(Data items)
━━━━━━━━━━━━━━━━━━━━

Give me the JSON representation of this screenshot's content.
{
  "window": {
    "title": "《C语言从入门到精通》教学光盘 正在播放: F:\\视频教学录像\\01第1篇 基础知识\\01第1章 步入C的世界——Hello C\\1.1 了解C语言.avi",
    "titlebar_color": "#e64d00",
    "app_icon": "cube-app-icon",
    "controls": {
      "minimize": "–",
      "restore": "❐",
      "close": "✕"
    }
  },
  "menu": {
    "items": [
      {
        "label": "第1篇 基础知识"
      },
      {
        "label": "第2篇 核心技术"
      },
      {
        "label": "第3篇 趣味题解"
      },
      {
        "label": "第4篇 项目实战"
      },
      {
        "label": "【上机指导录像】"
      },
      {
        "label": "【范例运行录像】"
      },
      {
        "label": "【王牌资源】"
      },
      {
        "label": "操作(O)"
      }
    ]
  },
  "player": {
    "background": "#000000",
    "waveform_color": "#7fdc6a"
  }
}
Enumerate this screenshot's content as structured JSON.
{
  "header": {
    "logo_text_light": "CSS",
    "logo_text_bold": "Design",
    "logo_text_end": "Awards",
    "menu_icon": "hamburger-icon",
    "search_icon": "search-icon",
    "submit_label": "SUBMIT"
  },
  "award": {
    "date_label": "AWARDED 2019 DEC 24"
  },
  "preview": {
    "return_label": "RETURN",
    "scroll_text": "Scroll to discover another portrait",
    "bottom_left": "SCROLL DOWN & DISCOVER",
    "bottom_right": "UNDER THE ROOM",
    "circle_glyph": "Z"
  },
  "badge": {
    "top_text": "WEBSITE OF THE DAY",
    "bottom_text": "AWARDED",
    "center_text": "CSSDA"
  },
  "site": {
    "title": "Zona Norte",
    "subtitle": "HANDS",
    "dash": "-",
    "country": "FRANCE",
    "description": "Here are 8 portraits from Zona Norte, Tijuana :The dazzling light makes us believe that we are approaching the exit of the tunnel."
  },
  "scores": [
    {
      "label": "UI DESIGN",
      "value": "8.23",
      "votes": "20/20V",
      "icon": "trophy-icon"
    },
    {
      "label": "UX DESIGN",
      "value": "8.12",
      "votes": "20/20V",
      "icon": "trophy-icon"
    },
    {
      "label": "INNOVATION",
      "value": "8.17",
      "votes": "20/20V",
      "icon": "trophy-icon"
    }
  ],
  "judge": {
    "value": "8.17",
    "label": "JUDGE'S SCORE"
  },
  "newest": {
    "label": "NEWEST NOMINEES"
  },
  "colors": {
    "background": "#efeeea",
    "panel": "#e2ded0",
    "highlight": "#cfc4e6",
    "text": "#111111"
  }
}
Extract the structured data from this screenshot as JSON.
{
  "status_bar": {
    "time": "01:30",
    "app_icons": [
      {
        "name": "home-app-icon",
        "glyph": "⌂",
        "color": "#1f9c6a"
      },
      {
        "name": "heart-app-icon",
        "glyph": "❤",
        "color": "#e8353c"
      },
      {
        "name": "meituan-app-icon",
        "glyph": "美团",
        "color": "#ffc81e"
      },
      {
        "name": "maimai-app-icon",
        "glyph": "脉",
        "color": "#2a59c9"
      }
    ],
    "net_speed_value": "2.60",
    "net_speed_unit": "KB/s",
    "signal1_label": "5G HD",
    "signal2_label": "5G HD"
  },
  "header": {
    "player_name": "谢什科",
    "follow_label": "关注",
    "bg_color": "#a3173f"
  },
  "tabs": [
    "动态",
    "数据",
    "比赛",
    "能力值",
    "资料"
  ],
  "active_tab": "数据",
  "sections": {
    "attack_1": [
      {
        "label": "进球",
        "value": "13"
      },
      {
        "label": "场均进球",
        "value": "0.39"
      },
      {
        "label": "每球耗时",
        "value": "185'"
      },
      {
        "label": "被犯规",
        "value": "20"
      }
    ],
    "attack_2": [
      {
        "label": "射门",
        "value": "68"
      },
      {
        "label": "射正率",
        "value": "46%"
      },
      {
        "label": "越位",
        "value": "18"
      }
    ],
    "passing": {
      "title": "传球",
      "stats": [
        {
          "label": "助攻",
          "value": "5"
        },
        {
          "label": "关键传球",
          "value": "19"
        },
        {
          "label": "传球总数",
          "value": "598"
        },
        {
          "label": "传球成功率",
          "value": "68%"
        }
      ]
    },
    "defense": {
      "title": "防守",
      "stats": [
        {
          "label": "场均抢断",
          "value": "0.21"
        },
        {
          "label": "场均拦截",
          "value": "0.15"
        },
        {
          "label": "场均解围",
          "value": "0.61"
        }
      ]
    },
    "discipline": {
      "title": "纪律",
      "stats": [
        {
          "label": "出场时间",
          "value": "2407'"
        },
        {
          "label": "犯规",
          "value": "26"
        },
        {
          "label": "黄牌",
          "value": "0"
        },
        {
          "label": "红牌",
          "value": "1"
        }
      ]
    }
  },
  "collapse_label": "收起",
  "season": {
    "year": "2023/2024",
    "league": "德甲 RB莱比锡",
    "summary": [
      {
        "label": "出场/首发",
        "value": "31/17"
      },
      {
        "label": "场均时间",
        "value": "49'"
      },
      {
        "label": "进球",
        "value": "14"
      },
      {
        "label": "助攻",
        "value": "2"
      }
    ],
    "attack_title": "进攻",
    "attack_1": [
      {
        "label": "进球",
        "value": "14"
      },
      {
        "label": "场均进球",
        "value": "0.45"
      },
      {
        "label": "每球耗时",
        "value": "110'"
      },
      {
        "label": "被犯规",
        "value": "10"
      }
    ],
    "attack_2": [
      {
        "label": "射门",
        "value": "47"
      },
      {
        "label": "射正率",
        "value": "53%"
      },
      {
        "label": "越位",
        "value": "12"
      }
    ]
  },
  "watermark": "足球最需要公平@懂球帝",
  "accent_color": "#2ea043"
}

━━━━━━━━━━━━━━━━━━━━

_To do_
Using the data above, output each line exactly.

_Result of the task_
Give me the JSON representation of this screenshot's content.
{
  "window": {
    "title": "《C语言从入门到精通》教学光盘 正在播放: F:\\视频教学录像\\01第1篇 基础知识\\01第1章 步入C的世界——Hello C\\1.1 了解C语言.avi",
    "titlebar_color": "#e64d00",
    "app_icon": "cube-app-icon",
    "controls": {
      "minimize": "–",
      "restore": "❐",
      "close": "✕"
    }
  },
  "menu": {
    "items": [
      {
        "label": "第1篇 基础知识"
      },
      {
        "label": "第2篇 核心技术"
      },
      {
        "label": "第3篇 趣味题解"
      },
      {
        "label": "第4篇 项目实战"
      },
      {
        "label": "【上机指导录像】"
      },
      {
        "label": "【范例运行录像】"
      },
      {
        "label": "【王牌资源】"
      },
      {
        "label": "操作(O)"
      }
    ]
  },
  "player": {
    "background": "#000000",
    "waveform_color": "#7fdc6a"
  }
}
Enumerate this screenshot's content as structured JSON.
{
  "header": {
    "logo_text_light": "CSS",
    "logo_text_bold": "Design",
    "logo_text_end": "Awards",
    "menu_icon": "hamburger-icon",
    "search_icon": "search-icon",
    "submit_label": "SUBMIT"
  },
  "award": {
    "date_label": "AWARDED 2019 DEC 24"
  },
  "preview": {
    "return_label": "RETURN",
    "scroll_text": "Scroll to discover another portrait",
    "bottom_left": "SCROLL DOWN & DISCOVER",
    "bottom_right": "UNDER THE ROOM",
    "circle_glyph": "Z"
  },
  "badge": {
    "top_text": "WEBSITE OF THE DAY",
    "bottom_text": "AWARDED",
    "center_text": "CSSDA"
  },
  "site": {
    "title": "Zona Norte",
    "subtitle": "HANDS",
    "dash": "-",
    "country": "FRANCE",
    "description": "Here are 8 portraits from Zona Norte, Tijuana :The dazzling light makes us believe that we are approaching the exit of the tunnel."
  },
  "scores": [
    {
      "label": "UI DESIGN",
      "value": "8.23",
      "votes": "20/20V",
      "icon": "trophy-icon"
    },
    {
      "label": "UX DESIGN",
      "value": "8.12",
      "votes": "20/20V",
      "icon": "trophy-icon"
    },
    {
      "label": "INNOVATION",
      "value": "8.17",
      "votes": "20/20V",
      "icon": "trophy-icon"
    }
  ],
  "judge": {
    "value": "8.17",
    "label": "JUDGE'S SCORE"
  },
  "newest": {
    "label": "NEWEST NOMINEES"
  },
  "colors": {
    "background": "#efeeea",
    "panel": "#e2ded0",
    "highlight": "#cfc4e6",
    "text": "#111111"
  }
}
Extract the structured data from this screenshot as JSON.
{
  "status_bar": {
    "time": "01:30",
    "app_icons": [
      {
        "name": "home-app-icon",
        "glyph": "⌂",
        "color": "#1f9c6a"
      },
      {
        "name": "heart-app-icon",
        "glyph": "❤",
        "color": "#e8353c"
      },
      {
        "name": "meituan-app-icon",
        "glyph": "美团",
        "color": "#ffc81e"
      },
      {
        "name": "maimai-app-icon",
        "glyph": "脉",
        "color": "#2a59c9"
      }
    ],
    "net_speed_value": "2.60",
    "net_speed_unit": "KB/s",
    "signal1_label": "5G HD",
    "signal2_label": "5G HD"
  },
  "header": {
    "player_name": "谢什科",
    "follow_label": "关注",
    "bg_color": "#a3173f"
  },
  "tabs": [
    "动态",
    "数据",
    "比赛",
    "能力值",
    "资料"
  ],
  "active_tab": "数据",
  "sections": {
    "attack_1": [
      {
        "label": "进球",
        "value": "13"
      },
      {
        "label": "场均进球",
        "value": "0.39"
      },
      {
        "label": "每球耗时",
        "value": "185'"
      },
      {
        "label": "被犯规",
        "value": "20"
      }
    ],
    "attack_2": [
      {
        "label": "射门",
        "value": "68"
      },
      {
        "label": "射正率",
        "value": "46%"
      },
      {
        "label": "越位",
        "value": "18"
      }
    ],
    "passing": {
      "title": "传球",
      "stats": [
        {
          "label": "助攻",
          "value": "5"
        },
        {
          "label": "关键传球",
          "value": "19"
        },
        {
          "label": "传球总数",
          "value": "598"
        },
        {
          "label": "传球成功率",
          "value": "68%"
        }
      ]
    },
    "defense": {
      "title": "防守",
      "stats": [
        {
          "label": "场均抢断",
          "value": "0.21"
        },
        {
          "label": "场均拦截",
          "value": "0.15"
        },
        {
          "label": "场均解围",
          "value": "0.61"
        }
      ]
    },
    "discipline": {
      "title": "纪律",
      "stats": [
        {
          "label": "出场时间",
          "value": "2407'"
        },
        {
          "label": "犯规",
          "value": "26"
        },
        {
          "label": "黄牌",
          "value": "0"
        },
        {
          "label": "红牌",
          "value": "1"
        }
      ]
    }
  },
  "collapse_label": "收起",
  "season": {
    "year": "2023/2024",
    "league": "德甲 RB莱比锡",
    "summary": [
      {
        "label": "出场/首发",
        "value": "31/17"
      },
      {
        "label": "场均时间",
        "value": "49'"
      },
      {
        "label": "进球",
        "value": "14"
      },
      {
        "label": "助攻",
        "value": "2"
      }
    ],
    "attack_title": "进攻",
    "attack_1": [
      {
        "label": "进球",
        "value": "14"
      },
      {
        "label": "场均进球",
        "value": "0.45"
      },
      {
        "label": "每球耗时",
        "value": "110'"
      },
      {
        "label": "被犯规",
        "value": "10"
      }
    ],
    "attack_2": [
      {
        "label": "射门",
        "value": "47"
      },
      {
        "label": "射正率",
        "value": "53%"
      },
      {
        "label": "越位",
        "value": "12"
      }
    ]
  },
  "watermark": "足球最需要公平@懂球帝",
  "accent_color": "#2ea043"
}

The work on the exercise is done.